The Lost Turbo Trans Am
We’re suckers for historical automotive trivia, be it factory stats, how iconic models came to be, or in this case, the stories of cars that never seen the light of day. When it comes to the ’82 Turbo Trans Am, it’s quite the interesting story. Cancelled in the 11th hour after GM Corporate elected not to produce Pontiac V8s any longer, the stalled ’82 Turbo Trans Am would go on to become a thing of folklore. However, we first should understand why it was cancelled in the first place.
During the mid-70s, the EPA caught the Big Three with their pants down, pushing for more safety, fuel efficiency and lower emissions when up to that point, there was little to worry about in regards of a fuel “shortage” and smog. With so much regulation now in effect for the major manufacturers, the big-block, full-bore musclecars of yore simply wouldn’t meet the then-new strict standards.
Some manufacturers simply threw in the towel by a certain point, emasculating their once-great models and engine platforms to a fraction of the power to what they once put out. Others cancelled popular models altogether, while others, relied on dolled-up “image cars” in the hopes that the scoops, spoilers and stickers would be enough to overshadow the lackluster performance to younger consumers. Of course, it didn’t, although that wouldn’t stop some buyers from modifying their vehicles into something much more interesting than what the factory could offer.
One of the few brands that stood their ground the best they could was Pontiac, offering up as much as 220hp from their Pontiac 400 V8 of ’78 and ’79. Even when their large displacement engines were completely choked out by the EPA for 1980, they focused on improving handling characteristics of their Firebird, and utilized turbocharging on their otherwise completely anemic 301 cubic-inch V8. Pumping out 210hp in ’80 and 200 in ’81, thanks to even tougher emission standards, the Turbo Trans Am was a step in the right direction for Pontiac. In fact, it was the only turbocharged V8 in production at the time.
With a new car well on the way for 1982, the original and obvious plan was to implant this same engine into the new car. In fact, it’s widely been rumored that the ’82 Turbo Trans Am would have received several mechanical updates, which would have included revised cylinder heads, camshaft, intake manifold, updated turbo and exhaust system, and several other features that would have turned horsepower up to somewhere near the 250hp level.

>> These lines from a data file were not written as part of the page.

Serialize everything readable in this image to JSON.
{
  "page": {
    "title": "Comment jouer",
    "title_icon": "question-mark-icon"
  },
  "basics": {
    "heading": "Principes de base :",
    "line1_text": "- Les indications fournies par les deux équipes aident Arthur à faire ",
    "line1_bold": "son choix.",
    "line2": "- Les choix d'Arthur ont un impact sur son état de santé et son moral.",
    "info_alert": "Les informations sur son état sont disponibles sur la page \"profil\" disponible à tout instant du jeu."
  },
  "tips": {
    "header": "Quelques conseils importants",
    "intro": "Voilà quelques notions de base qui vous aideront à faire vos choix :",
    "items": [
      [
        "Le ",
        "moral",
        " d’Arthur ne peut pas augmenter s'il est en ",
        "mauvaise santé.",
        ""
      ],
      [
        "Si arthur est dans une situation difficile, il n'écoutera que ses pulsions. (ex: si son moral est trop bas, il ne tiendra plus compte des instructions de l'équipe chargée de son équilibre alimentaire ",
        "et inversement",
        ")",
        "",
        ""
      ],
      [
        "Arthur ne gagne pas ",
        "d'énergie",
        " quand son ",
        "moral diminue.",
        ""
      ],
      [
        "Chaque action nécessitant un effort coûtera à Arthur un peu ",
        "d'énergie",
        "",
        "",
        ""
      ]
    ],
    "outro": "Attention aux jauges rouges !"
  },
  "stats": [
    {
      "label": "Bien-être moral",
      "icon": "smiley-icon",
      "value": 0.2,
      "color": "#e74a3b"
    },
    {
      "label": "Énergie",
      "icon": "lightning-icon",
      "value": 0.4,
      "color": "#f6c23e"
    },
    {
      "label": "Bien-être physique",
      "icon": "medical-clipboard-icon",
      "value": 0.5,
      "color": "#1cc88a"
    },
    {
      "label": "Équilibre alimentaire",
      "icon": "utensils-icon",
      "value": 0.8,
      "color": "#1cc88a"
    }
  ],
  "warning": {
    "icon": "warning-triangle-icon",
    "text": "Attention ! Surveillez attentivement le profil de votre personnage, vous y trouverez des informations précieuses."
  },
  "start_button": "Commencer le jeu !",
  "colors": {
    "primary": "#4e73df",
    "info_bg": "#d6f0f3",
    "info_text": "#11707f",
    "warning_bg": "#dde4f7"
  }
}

Combined with this newfound power boost, and a 600-lb. weight savings when used in the new body, we could only imagine the performance the ’82 Turbo Trans Am would have ultimately offered.
In fact, the car was so near production, that early press photos revealed such mechanicals under the hood, and even the hood scoop was designed largely for the purpose of fitting the turbocharger assembly. However, the top brass cut all Pontiac engine production, apart from the Iron Duke, for ’82 and it was up to Pontiac to choose its replacement from the remaining Oldsmobile, Cadillac and Chevrolet platforms. The Cadillac engine offered the lowest amount of horsepower of the three, and was designed for soft-riding luxo barges, so that wouldn’t work.
Oldsmobile came in a close second and it seemed like a somewhat logical choice, considering that Formulas and Trans Ams were equipped with the Olds 403 cubic-inch engine just a few years earlier, but it was the Chevrolet 305 that ultimately won out. Largely, because the availability of the optimal 165hp Cross-Fire V8, which was rated higher than anything else currently available at the time. It wan’t quite the 200-250hp Turbo 301 that was planned, but at least it was still a V8 sending its power to the rear tires.
No one is certain about how things would have turned out for the Trans Am, or Pontiac as a whole, had they been allowed to produce their own engines into the ’80s and ’90s. I suppose we’ll never know. The only saving grace for a turbocharged third-generation car was the Turbo Trans Am that emerged as the 20th Anniversary Edition, that also doubled as try Indy 500 Pace Car for ’89.
It borrowed its engine e from a leftover overstock of ’87 Grand National engines from Buick. Still quite not the Poncho V8 it deserved, but it was certainly something. That car would go down in automotive history as one of the fastest Trans Ams ever built. All that’s left of the ’82 Turbo TA is the few images provided here, and video above. However, what’s to stop you from building your own?
Rick Seitz is the owner and founder of GMEFI Magazine, and has a true love and passion for all vehicles. When he isn’t tuning, testing, or competing with the brand’s current crop of project vehicles, he’s busy tinkering and planning the next modifications for his own cars.